Bank holiday Monday.
It was all supposed to be over by now and today was the day for kicking back and relaxing with my wife.
However, I had unfinished business to attend to.
After a hot meal, a warm bath and a good nights sleep, I woke refreshed. Although my ankle was playing up after all the pedalling and pushing, I was determined to get to Hope and finish my challenge.
I left home at around 10am to cycle the 6 miles back to where I had left the route the night before.
It was during these 6 miles that I seriously thought of quitting. My ankle was agony, my Achilles' tendon had really tightened up and I was in pain. All sorts of thoughts were running through my head. the most disturbing one being “what if it snaps as I'm approaching the top of Cutgate?”.
Thankfully, I finally found a pedalling position that eased the pain by lowering my saddle by half an inch.
Arriving at Langsett, I started to meet other bikers out riding the trails, chatting and telling them about my ride. Walkers were also taking advantage of the better weather, they were also greeted with a smile and a cheery hello.
I was soon on my own again as I started the long technical climb along Mickleden Edge and then onward to the summit. After the long, hot summer, the bogs that this whole quest is about were practically none existent - but the erosion caused by those avoiding them at their worst was still evident to see.
Up at the cairn I stopped and chatted to more bikers before the long descent to Cranberry Clough.
With no bike packing kit on my bike, I could enjoy this descent to the full and soon enough I was pedalling along the shores of a very empty Derwent reservoir.

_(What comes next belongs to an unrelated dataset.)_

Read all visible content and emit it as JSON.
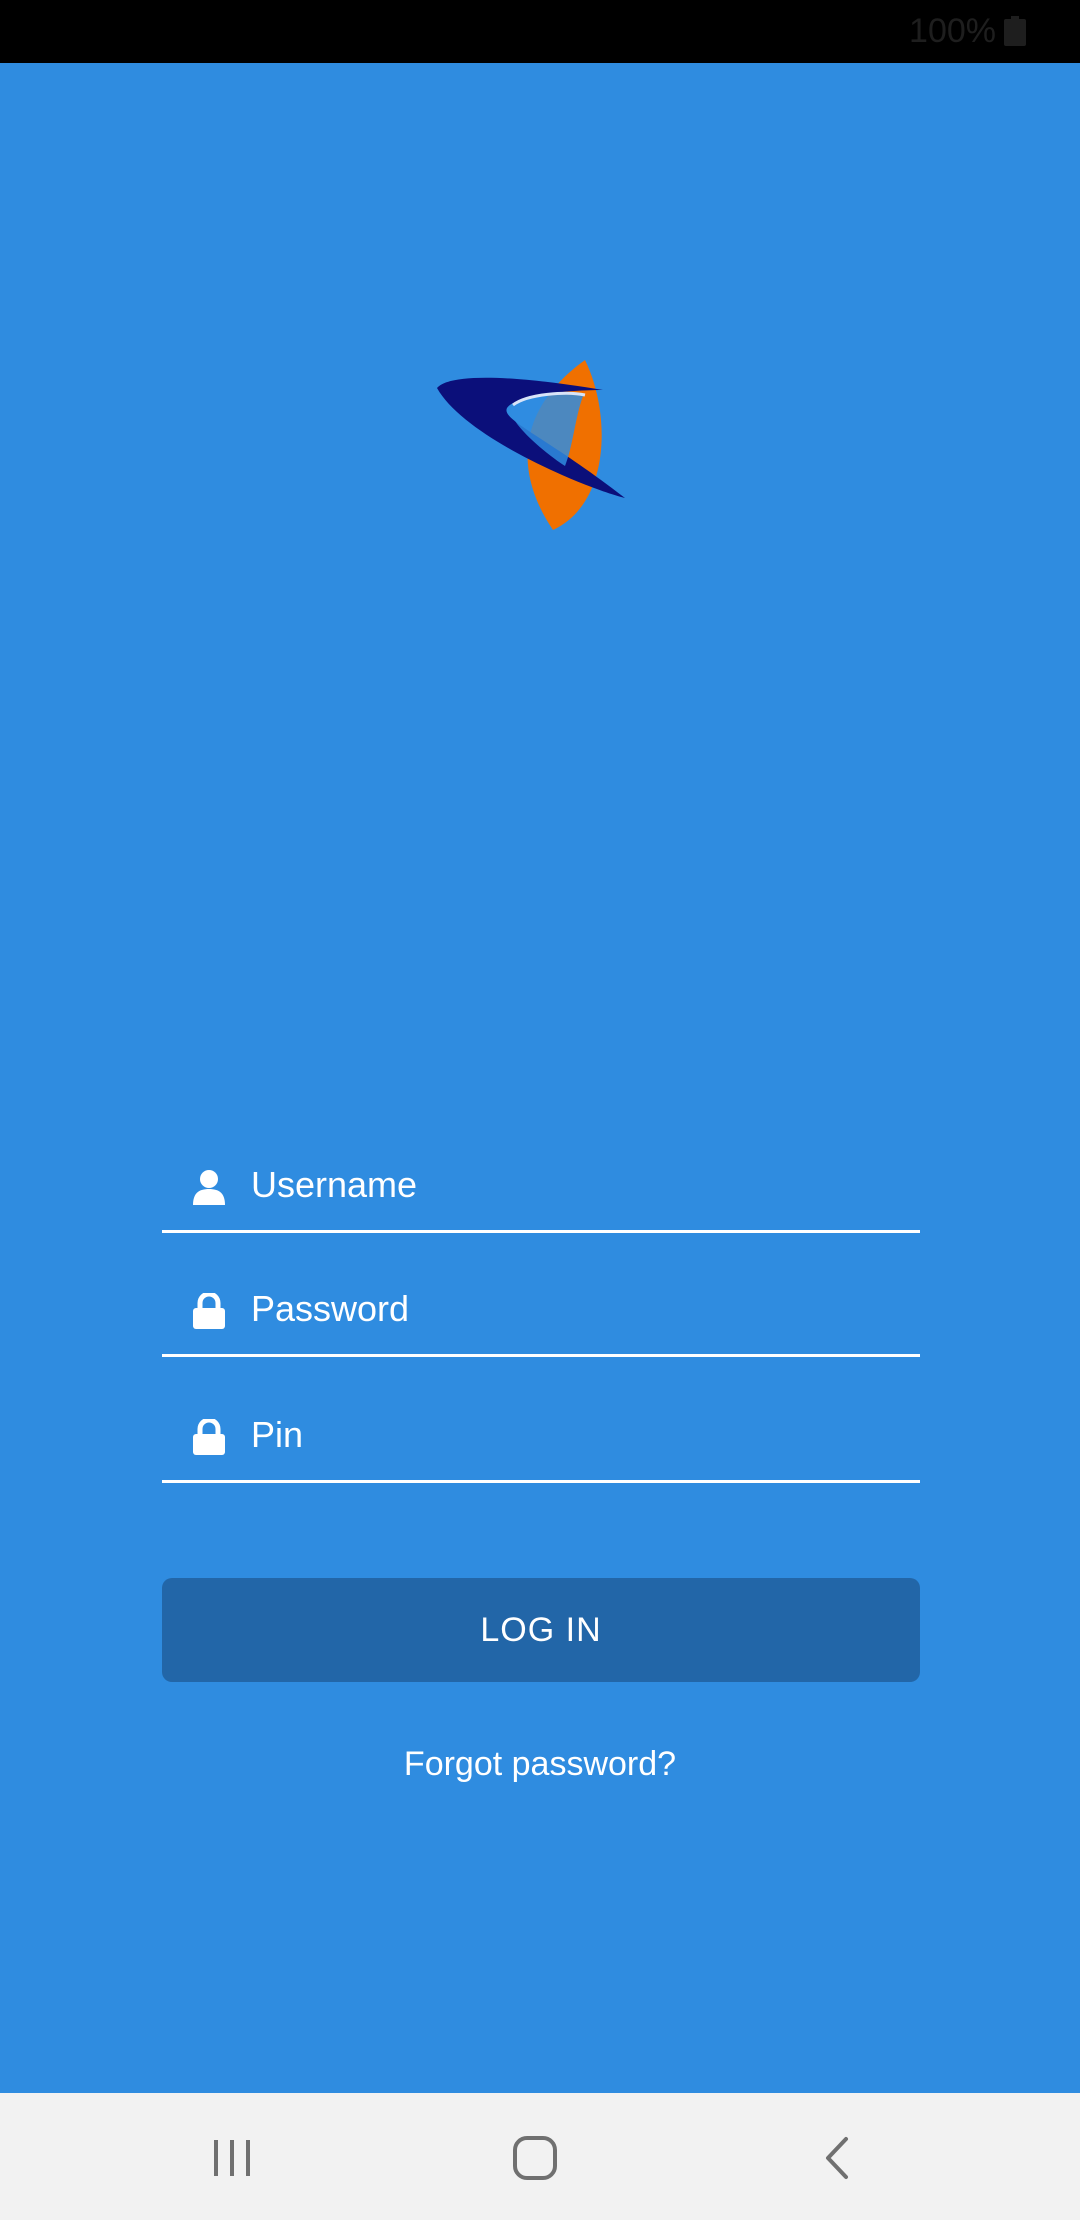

My route then took me on some of the classic trails of the Peak District, including the fantastic Hagg Farm Zig Zags. Thanks to the gentleman from Hull, out on his Santa Cruz, for getting the gates on this great descent.
Along the edge of Ladybower, I came to the final climb of the day and the whole challenge - aptly named locally as ‘Shit Bastard’. By the time I reached the top, I was on the ridge below Win Hill and could almost see the finish line.
I had one last blast downhill on the Roman Road towards Hope. Upon arriving at the gate marking the end of the off road section, I was greeted by Jacquie who had been following my progress all day on Strava Beacon.
There were smiles all around and we shared the final road section to Cafe Adventure where my sister and brother-in-law were there with my nieces to welcome me home across the finish line.
So that was it, I'd done it.
It was not quite in the style I would have liked, but I had laid down a route to follow.
Overall it was a excellent challenge in the fact that it really pushed me, and not just because of Sunday's weather. Some sections were an absolute joy to ride, while others gave me that real "what the hell am I doing here" feeling.
The weather on Sunday certainly was a test of character, but once you're out in it, it's not that bad really. I was lucky in that I had the right clothing for the job and had spent the day feeling relatively comfortable.
I also find it quite easy to lose myself in my own thoughts and so the hours out on my own, just turning the pedals, we're almost meditative.
Can't Quit was my mantra.....
Would I do things differently next time?
To be honest, there was little that I would have changed.
I’d take some lights to allow me to carry on into the night, but I reckon that 10-12hrs of riding is enough for anyone. However, if I'd had lights, I could have taken more breaks instead of just ploughing on.
Other than adding in a lighter for the stove, I think I got things pretty spot on.
So there you have it ..........
The Advocacy Way
153 miles. 246 km.
16,300 ft of ascent. 4,970 m of ascent.
If you fancy taking on the challenge and would like the Gpx file of the route, get in touch and for a small donation to Mend Our Mountains I will send you the file.
Any questions just ask... 👍